In this the second of the series of Articles taken from David’s paper (Will your will work well”) David describes and explains various types of Wills
Under our will we appoint executors (who become trustees if administration of our estate goes beyond the “executors year”) to get in our assets, deal with our liabilities and distribute our estate according to our wishes – holding certain assets as trustees if the entitlement to them is postponed.
The types of wills include:
- Wills in contemplation of marriage. Any will is revoked by marriage. However, because newly weds might not be focussed on the need to make new wills immediately after their wedding, the law provides for them to make their wills prior to marriage. Any will that is expressed to be in contemplation of marriage to a certain person will not be revoked by the will makers marriage to that person.
- Mutual wills. These are rare but they have their place. Here each will maker benefits the other and agreed beneficiaries in reliance on the other will maker not changing their will without joint agreement.
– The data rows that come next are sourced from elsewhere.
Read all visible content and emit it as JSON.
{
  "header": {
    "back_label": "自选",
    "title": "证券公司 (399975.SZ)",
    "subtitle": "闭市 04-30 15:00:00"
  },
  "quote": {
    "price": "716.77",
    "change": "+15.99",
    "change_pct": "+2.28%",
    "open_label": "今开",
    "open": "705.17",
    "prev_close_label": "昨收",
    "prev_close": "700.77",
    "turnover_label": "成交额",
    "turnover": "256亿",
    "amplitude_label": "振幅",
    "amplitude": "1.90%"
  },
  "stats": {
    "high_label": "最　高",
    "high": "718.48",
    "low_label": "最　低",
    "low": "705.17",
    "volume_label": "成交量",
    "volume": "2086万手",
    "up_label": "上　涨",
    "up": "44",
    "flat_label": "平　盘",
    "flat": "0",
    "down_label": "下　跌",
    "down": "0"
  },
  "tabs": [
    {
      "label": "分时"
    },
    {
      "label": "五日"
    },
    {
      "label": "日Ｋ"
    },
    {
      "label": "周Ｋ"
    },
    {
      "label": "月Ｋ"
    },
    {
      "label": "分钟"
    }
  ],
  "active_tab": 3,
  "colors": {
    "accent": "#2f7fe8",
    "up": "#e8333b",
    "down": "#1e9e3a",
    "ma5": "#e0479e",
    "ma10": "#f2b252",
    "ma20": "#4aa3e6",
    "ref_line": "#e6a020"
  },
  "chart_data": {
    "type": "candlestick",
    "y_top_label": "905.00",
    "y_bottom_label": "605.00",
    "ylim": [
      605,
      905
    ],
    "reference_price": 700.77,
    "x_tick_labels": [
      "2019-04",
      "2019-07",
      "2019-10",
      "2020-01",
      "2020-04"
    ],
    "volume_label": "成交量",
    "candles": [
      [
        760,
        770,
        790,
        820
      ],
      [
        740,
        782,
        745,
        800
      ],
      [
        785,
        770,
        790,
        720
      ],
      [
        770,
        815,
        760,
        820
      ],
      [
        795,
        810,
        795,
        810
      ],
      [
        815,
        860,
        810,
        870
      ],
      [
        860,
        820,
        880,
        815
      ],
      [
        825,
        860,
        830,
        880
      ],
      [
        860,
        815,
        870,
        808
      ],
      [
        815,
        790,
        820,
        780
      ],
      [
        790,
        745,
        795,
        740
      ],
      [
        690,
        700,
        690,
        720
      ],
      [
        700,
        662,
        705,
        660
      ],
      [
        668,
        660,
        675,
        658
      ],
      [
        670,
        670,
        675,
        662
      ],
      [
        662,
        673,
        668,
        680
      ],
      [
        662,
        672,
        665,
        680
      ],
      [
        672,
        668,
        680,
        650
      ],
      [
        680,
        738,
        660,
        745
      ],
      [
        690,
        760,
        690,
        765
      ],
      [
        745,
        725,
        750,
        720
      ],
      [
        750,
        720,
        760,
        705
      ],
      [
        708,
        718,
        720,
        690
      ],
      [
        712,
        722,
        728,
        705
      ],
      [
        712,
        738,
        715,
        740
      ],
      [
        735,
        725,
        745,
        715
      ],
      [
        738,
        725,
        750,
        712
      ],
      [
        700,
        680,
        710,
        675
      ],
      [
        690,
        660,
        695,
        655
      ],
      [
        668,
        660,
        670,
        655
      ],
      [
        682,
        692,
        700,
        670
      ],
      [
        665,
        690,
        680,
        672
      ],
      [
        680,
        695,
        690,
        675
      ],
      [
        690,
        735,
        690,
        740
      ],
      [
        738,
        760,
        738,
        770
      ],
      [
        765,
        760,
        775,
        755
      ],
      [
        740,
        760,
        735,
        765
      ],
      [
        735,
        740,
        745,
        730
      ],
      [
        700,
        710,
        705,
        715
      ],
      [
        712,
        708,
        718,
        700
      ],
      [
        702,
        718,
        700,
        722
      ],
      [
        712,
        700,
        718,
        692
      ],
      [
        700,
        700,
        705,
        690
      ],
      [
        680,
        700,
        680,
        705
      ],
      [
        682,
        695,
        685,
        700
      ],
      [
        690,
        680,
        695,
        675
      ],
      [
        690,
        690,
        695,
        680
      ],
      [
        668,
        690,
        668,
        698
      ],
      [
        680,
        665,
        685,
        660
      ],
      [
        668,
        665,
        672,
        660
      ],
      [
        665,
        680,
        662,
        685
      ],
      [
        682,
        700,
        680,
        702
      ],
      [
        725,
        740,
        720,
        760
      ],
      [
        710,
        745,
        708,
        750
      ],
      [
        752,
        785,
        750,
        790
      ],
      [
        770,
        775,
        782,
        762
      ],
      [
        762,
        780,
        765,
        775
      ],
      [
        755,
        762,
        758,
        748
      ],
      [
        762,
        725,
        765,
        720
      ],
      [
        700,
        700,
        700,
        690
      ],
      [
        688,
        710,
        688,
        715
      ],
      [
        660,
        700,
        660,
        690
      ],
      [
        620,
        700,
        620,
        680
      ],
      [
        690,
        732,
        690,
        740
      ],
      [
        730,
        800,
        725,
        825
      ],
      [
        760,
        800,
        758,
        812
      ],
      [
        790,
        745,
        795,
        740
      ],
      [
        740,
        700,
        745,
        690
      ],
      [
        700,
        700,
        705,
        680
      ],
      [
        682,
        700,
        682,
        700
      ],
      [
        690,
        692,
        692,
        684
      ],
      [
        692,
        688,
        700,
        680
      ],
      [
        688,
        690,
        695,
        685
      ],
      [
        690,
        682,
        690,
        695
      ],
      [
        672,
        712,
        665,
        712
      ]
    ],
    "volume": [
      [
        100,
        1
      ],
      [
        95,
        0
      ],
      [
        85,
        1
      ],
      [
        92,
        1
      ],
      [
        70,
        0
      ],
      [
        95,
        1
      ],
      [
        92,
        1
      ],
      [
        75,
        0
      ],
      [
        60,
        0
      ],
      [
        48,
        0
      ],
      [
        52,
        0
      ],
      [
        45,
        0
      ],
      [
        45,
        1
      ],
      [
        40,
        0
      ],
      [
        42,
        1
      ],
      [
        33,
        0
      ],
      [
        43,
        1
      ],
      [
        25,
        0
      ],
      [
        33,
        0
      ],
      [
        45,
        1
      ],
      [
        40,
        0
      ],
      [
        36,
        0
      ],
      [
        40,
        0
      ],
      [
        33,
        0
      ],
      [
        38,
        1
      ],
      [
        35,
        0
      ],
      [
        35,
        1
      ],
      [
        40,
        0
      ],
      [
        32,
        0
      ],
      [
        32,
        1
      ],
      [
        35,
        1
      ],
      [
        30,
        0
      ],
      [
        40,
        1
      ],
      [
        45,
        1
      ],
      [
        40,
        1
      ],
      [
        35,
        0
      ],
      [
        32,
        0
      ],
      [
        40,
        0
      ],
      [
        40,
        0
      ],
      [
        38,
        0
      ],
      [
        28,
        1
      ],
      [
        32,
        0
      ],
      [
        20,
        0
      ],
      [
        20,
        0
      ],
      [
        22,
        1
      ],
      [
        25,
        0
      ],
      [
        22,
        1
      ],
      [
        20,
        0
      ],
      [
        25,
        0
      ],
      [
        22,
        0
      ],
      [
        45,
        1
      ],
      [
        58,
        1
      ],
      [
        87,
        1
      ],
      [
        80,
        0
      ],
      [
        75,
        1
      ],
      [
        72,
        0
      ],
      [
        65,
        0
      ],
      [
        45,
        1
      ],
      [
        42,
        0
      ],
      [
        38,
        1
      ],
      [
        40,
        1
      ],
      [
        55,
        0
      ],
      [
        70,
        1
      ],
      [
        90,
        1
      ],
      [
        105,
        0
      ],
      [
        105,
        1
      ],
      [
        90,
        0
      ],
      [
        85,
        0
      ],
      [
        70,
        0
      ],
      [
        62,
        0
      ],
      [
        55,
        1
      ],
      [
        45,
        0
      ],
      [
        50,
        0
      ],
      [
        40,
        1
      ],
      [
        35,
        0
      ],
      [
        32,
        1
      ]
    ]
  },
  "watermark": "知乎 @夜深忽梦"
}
Because it takes away testamentary freedom (the right to revoke your will by making another) I have never been confident that a mutual will can “stick”. However, I am sure they have their place.
- Wills creating legacies, bequests, donating organs, directing cremation/burial, imposing conditions on inheritances such as age, marital status etc.
- Wills creating life/widowhood interests. These provisions give limited rights until the beneficiary dies or remarries. The Death Certificate or Marriage Certificate evidences the end of the interest.
- Wills creating rights of occupation. These are common for blended families and in de facto relationships. The danger with them is how to determine when the right ends. Often it is left to the trustees to determine whether the beneficiary is in a new relationship (how many days/weeks residence, toothbrush test, holidays) so if the trustees are the surviving partner and a child from the first relationship (who is to benefit when the right ceases) then there is a conflict and often an argument as to when the right has ceased.
- Hotchpot provisions. These take into account gifts/loans (other than small amounts for Christmas, birthdays etc) made by the will maker during his/her lifetime. Such gifts and loans are taken into account prior to distribution of the deceased’s estate to even out the entitlement of the beneficiaries.